- For some skills, such as editing the projects, consider involving expert contributors who can interact directly with those learning a new skill.
Find ways to build community in the context of your workshop. Facilitate opportunities for participants to connect with one another. For example, hold a working session where participants can break into smaller groups to discuss relevant issues. If you are holding a series of workshops, there will be more opportunities for this.
- Create a schedule for following up with participants after the workshop.
- Some workshops targeting new contributors are more effective when held as several workshops in a series. This helps participants reinforce and build on skills learned in previous workshops.
- Articulate a clear goal for your edit-a-thon and share it with participants in advance. Setting an ambitious but achievable goal may be motivating for participants.
- Select the tasks or content targeted for your edit-a-thon based on existing gaps in content or based on tasks or content that may attract the participants you are targeting.
- Encourage participants to share their usernames with you before the activity or event.
- Let people know about your edit-a-thon by sharing information on the channels most relevant to them. This may be a village pump, a blog, a mailing list, or through social media.
- Reach out proactively to people you know can make your edit-a-thon successful. Encourage them to sign up on the event page to encourage others.
- Edit-a-thons can be equally effective as online events, in-person events, or a combination of the two. Make sure you choose an option that is effective in your context.
- Have a plan for recognizing the achievements of the group and exceptional individuals.
Wikimedia organizations with expertise in events
If your organization has expertise in workshops, edit-a-thons, and outreach events, please list yourself here and briefly describe your expertise that others wanting to build capacity in this area can contact you:
- Wikimedia UK has a range of experience as regards working with volunteers and welcomes contributions from Wikimedians further afield to our discussions
- Please add your organization’s name here, with a description of your expertise.
Here are some learning patterns related to this strategy. Create your own learning pattern here, if you have learning to share in this area.
Ongoing challenges in the area of workshops, edit-a-thons, and outreach events
If your organization would like to share an ongoing challenge in this area, that is or is not addressed in these recommendations, please write it down here as a starting point.
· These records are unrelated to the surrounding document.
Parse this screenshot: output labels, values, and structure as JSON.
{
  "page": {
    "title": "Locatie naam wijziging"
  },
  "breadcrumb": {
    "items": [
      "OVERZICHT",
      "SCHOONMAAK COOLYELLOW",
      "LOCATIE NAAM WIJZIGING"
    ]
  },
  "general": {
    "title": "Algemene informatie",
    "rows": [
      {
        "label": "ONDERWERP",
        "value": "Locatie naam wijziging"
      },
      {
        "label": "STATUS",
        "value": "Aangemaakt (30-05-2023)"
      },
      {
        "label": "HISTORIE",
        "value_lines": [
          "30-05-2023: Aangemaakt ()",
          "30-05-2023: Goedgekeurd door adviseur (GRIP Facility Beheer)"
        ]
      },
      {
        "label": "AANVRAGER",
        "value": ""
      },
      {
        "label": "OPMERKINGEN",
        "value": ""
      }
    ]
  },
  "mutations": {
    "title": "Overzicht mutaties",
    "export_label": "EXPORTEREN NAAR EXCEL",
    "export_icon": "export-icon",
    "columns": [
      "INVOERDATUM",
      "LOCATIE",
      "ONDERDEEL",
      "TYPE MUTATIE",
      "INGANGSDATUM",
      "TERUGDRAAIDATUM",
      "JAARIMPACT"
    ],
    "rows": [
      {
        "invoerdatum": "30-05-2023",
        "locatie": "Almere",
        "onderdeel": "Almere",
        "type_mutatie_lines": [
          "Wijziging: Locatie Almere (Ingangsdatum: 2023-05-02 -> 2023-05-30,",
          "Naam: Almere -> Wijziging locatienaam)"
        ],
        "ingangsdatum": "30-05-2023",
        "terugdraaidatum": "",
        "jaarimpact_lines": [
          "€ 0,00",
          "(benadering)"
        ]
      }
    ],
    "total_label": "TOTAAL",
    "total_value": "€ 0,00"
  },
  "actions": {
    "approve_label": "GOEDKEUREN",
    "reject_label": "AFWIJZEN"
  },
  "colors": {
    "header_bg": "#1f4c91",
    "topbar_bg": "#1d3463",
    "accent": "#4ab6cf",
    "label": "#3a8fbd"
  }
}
We can try to build resources in this area or help different Wikimedia Organizations connect to address the challenge together.
- Please add a description of your challenges in this area here.
Please add useful resources you know about, whether created by the Wikimedia movement or in another context.
- How to run an Wikipedia:How_to_run_an_edit-a-thon:edit-a-thon
- Resources from the International Association of Facilitators (you need to create an account to access resources, but registration is free)
- [Simple guide to planning a workshop http://www.mindtools.com/pages/article/PlanningAWorkshop.htm]
- Guide to effective convenings
Create a capacity building plan for workshops, edit-a-thons, and outreach events
If your organization has decided to prioritize capacity building to improve your ability to workshops, edit-a-thons, and outreach events, please create a table like the one below. The steps in this table can be part of your organization’s master capacity building plan, as suggested in the User Guide.
If you would like to share your capacity building plan publicly on Meta, you can use this button to create your capacity building plan.